(Interface dataset entries)
+--
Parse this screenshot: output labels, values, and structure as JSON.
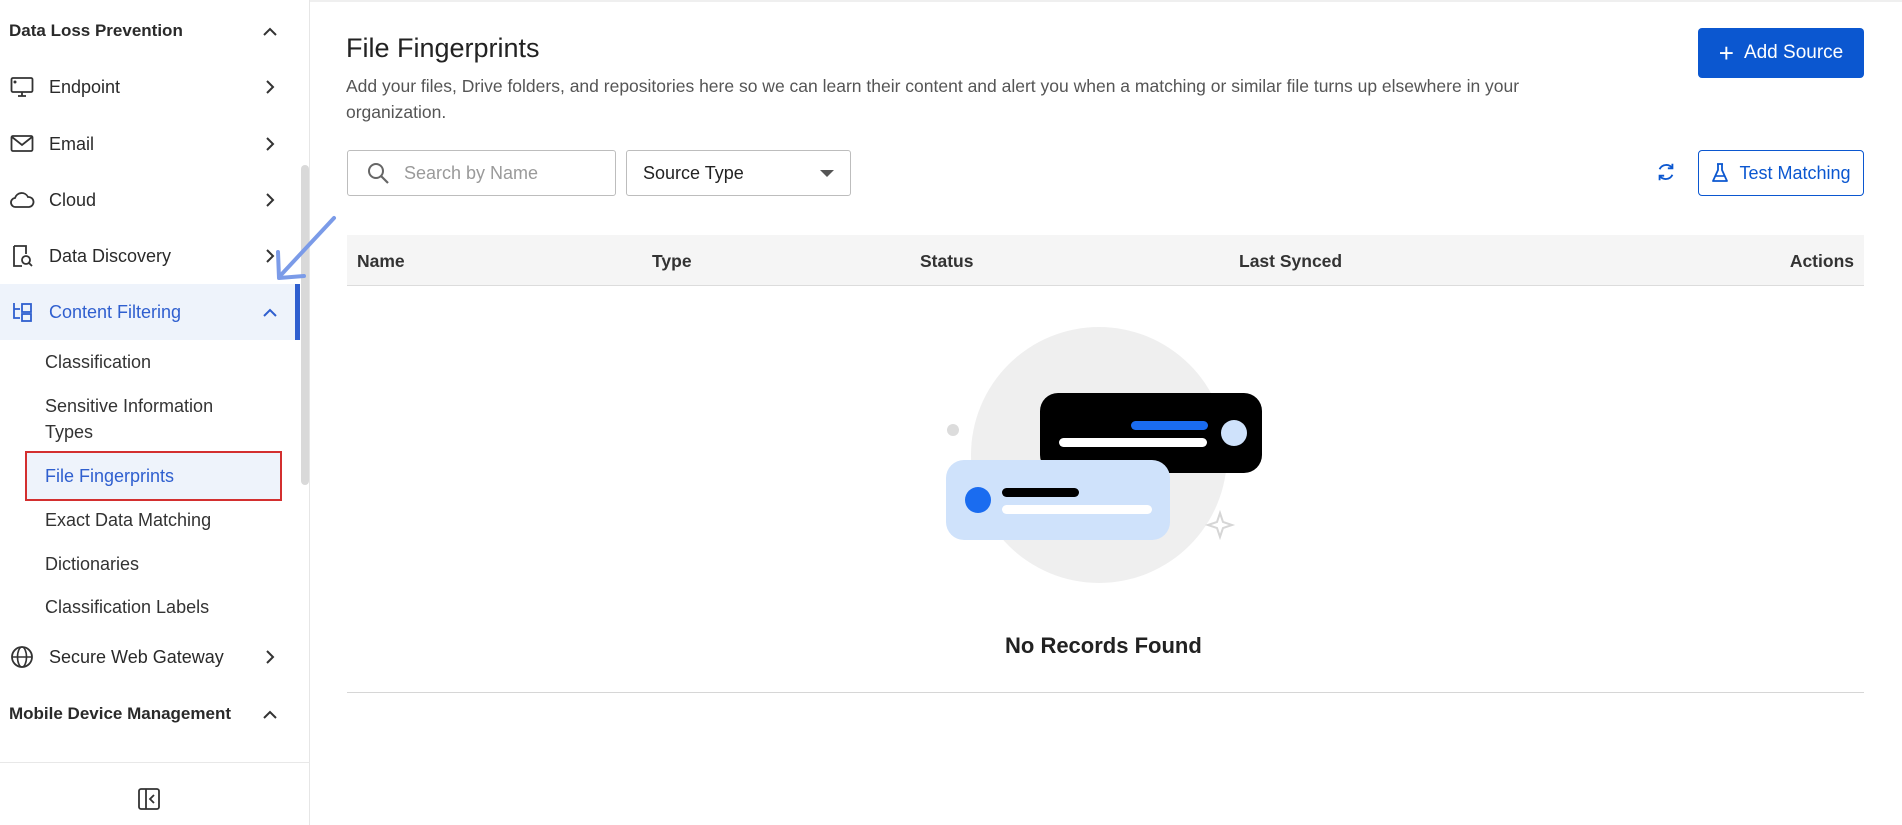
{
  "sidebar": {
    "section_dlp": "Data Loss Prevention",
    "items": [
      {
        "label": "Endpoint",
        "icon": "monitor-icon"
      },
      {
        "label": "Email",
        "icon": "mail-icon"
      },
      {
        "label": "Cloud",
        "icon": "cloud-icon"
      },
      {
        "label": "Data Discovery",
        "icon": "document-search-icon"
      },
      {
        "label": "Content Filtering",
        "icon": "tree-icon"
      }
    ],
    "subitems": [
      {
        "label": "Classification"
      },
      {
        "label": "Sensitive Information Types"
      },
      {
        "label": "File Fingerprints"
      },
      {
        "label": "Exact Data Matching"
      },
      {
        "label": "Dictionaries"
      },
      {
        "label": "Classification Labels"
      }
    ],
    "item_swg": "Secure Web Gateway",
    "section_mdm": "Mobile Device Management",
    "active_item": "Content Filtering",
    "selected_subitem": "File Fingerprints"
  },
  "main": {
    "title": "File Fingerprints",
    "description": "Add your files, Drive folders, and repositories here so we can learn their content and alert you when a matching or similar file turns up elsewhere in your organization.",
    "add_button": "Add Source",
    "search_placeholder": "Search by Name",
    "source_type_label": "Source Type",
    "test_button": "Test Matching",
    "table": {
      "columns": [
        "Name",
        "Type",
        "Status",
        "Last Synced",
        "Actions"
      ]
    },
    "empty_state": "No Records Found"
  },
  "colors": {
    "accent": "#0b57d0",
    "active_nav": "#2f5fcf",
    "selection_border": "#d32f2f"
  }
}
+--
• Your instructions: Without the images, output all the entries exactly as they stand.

• Exercise result:
Parse this screenshot: output labels, values, and structure as JSON.
{
  "sidebar": {
    "section_dlp": "Data Loss Prevention",
    "items": [
      {
        "label": "Endpoint",
        "icon": "monitor-icon"
      },
      {
        "label": "Email",
        "icon": "mail-icon"
      },
      {
        "label": "Cloud",
        "icon": "cloud-icon"
      },
      {
        "label": "Data Discovery",
        "icon": "document-search-icon"
      },
      {
        "label": "Content Filtering",
        "icon": "tree-icon"
      }
    ],
    "subitems": [
      {
        "label": "Classification"
      },
      {
        "label": "Sensitive Information Types"
      },
      {
        "label": "File Fingerprints"
      },
      {
        "label": "Exact Data Matching"
      },
      {
        "label": "Dictionaries"
      },
      {
        "label": "Classification Labels"
      }
    ],
    "item_swg": "Secure Web Gateway",
    "section_mdm": "Mobile Device Management",
    "active_item": "Content Filtering",
    "selected_subitem": "File Fingerprints"
  },
  "main": {
    "title": "File Fingerprints",
    "description": "Add your files, Drive folders, and repositories here so we can learn their content and alert you when a matching or similar file turns up elsewhere in your organization.",
    "add_button": "Add Source",
    "search_placeholder": "Search by Name",
    "source_type_label": "Source Type",
    "test_button": "Test Matching",
    "table": {
      "columns": [
        "Name",
        "Type",
        "Status",
        "Last Synced",
        "Actions"
      ]
    },
    "empty_state": "No Records Found"
  },
  "colors": {
    "accent": "#0b57d0",
    "active_nav": "#2f5fcf",
    "selection_border": "#d32f2f"
  }
}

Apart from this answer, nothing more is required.